on 30-Dec-2022 05:00 - edited on 06-Feb-2023 12:09 by LiefZimmerman
As apps rapidly shift into public cloud and Kubernetes-based deployments, the path of least-resistance for quick migrations, is usually the platform-native solution (eg: Azure’s AKS, EKS from AWS and GKE from Google Cloud Platform). Connectivity between these clusters/microservices, with the appropriate WAF/Firewall/Auth/API Security policies presents a unique challenge for organizations trying to scale from the initial migrations into public clouds and microservices architecture, and institute process rigor.
The east-west bridging of microservices becomes imperative for organizations trying to connect apps deployed in different clouds, using different Kubernetes implemetations. Consider a company that has standardized on Azure's AKS, and acquires an entity that has standardized on Google GKE. Platform-native tools on both sides is certainly an option to bridge the microservices, but the ongoing maintenance, inconsistent security posture, operations and visibility challenges can quickly become an outsized issue.
With F5 Distributed Cloud (F5 XC) secure multi-cloud networking capabilities, identical security posture can be deployed across different Kubernetes implementations.
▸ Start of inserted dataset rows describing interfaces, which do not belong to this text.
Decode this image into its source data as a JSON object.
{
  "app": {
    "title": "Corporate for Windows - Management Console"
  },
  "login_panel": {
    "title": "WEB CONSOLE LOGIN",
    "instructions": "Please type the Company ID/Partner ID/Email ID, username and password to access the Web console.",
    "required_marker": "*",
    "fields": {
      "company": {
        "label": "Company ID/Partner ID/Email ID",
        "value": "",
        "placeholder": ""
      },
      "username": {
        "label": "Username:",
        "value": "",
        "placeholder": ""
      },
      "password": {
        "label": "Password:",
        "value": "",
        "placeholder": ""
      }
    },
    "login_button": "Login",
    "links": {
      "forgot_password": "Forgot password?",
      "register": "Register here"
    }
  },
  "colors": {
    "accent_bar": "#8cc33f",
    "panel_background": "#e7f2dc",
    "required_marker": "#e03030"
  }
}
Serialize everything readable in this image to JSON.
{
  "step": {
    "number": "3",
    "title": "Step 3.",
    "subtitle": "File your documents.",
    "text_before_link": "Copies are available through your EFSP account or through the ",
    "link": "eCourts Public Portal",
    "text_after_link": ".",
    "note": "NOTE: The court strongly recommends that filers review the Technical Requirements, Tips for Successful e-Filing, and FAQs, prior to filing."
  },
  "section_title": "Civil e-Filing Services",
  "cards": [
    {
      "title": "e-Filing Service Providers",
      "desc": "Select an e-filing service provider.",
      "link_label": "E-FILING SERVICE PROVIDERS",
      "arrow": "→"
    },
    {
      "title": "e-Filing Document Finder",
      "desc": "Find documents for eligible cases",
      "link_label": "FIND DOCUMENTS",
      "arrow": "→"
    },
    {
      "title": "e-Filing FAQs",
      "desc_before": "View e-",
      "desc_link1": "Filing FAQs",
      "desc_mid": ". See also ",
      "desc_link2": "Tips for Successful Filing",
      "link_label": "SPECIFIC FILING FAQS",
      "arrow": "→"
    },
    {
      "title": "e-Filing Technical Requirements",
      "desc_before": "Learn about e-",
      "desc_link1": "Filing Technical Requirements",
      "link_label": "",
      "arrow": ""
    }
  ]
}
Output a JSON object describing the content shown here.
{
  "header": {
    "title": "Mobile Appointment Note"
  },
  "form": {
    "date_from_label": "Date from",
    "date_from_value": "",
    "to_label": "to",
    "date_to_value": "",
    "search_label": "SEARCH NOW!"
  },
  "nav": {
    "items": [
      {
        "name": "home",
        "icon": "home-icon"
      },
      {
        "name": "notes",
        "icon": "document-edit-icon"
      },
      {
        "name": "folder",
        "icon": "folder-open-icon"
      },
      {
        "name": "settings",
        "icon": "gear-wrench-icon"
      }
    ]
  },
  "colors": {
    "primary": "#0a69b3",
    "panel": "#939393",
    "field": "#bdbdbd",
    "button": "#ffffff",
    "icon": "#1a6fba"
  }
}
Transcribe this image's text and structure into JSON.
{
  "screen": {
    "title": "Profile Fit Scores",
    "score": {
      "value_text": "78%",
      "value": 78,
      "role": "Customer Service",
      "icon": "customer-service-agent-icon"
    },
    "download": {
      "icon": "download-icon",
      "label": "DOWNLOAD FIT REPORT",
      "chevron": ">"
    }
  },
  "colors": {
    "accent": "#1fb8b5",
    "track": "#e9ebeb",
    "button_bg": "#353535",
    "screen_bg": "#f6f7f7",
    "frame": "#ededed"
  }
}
Service Discovery of services running inside the cluster, provides an easy, seamless way to target services without exposing the entire cluster, and a single point of policy enforcement.
F5 XC provides a construct called a Kubernetes Site, that deploys an XC Cloud Mesh as a pod inside the Kubernetes Cluster. Once deployed, the pod establishes 2x tunnels with the closest 2 Regional Edges, on the F5 XC App Delivery Network, providing a new transit fabric for communication between the K8s sites. The pods are deployed in namespace 'ves-system'. Once up and running, they'll look like this:
Now that the fabric is created, we can target specific services deployed in each cluster as part of an origin pool. We can create an Origin Pool and select the service we want to target, using the service name. The service name needs to specified in the <service-name>.<namespace> format:
Note - F5 XC provides a mechanism to discover K8s Site type services using Service Discovery. This is not a requirement for the procedure below, but provides a convenient way to discover K8S services within XC, making it easy to find service names in different clusters, right from within the XC Console.
Lets create an Origin Pool, starting with an Origin Server.
F5 XC provides 2 types of origin servers to select from, K8s Service Name of Origin Server on given Sites and DNS name of Origin Server on given Sites (shown below)
Both methods, accomplish the same outcome.
Once this origin pool is created, attach it to a load balancer (HTTP or TCP) in F5 XC, and select the appropriate WAAP protections (WAF, API, Bot, DoS) to complete the build.
This is where F5 XC provides great flexibility in service accessibility. For some services, a publicly available endpoint and FQDN is acceptable/needed, while some services need to stay private. Let's review these options:
An HTTP/TCP load balancer endpoint can be created, using a DNS domain managed by XC and advertised to the Internet. This endpoint is publicly accessible and resolvable, and can be used to target services from anywhere, including from inside other clusters (assuming they can resolve and reach outside the cluster). The diagram above shows an AKS Service talking to a GKE Service, behind a public load balancer on the XC ADN. In this scenario, data plane traffic rides the tunnels from one cluster to the ADN, and back from the ADN to the other cluster.
When creating the HTTP LB, the FQDN for this endpoint would use a domain managed by XC (Delegated, Primary/Secondary DNS).
F5 XC provides automatic certificate generation, when creating a Load Balancer endpoint
At this point, simply select the origin pool (created above) in the load balancer configuration, and you're done.
Similar to option 1, an HTTP/TCP load balancer endpoint can be created on F5 XC, without using a managed domain, or advertising to the Internet. This load balancer endpoint is selectively advertised to specific sites, and can be used to target services, only from the site where the VIP is advertised. The example below shows an AKS Service talking to a GKE Service, behind a private load balancer on the XC ADN. In this scenario, data plane traffic rides the tunnels from one cluster to the ADN, and back from the ADN to the other cluster.
In the Load balancer configuration, look for "VIP Advertisement" (under "other settings"). For Option 1, we chose "Internet". For Option 2, we'll choose "Custom"
Now we can specify which sites we want to advertise this VIP to:
This step, creates a 'private' load balancer endpoint, that is only accessible to services in the site where it's advertised. Under the hood, a NodePort Service (with the same name as the VIP) is created by XC, in the site where the service is advertised. The annotation (ves.io/discoveryCreator:xxxxxx) helps identify the service created by XC.
Enabling secure microservices communication, especially when using different implementations of K8s (such as AKS, GKE, EKS) does not have to be a complicated task. Using F5 XC, you can discover and connect microservices, right from within the XC Console, with added benefit of attaching F5's industry leading WAAP policies to the same endpoints.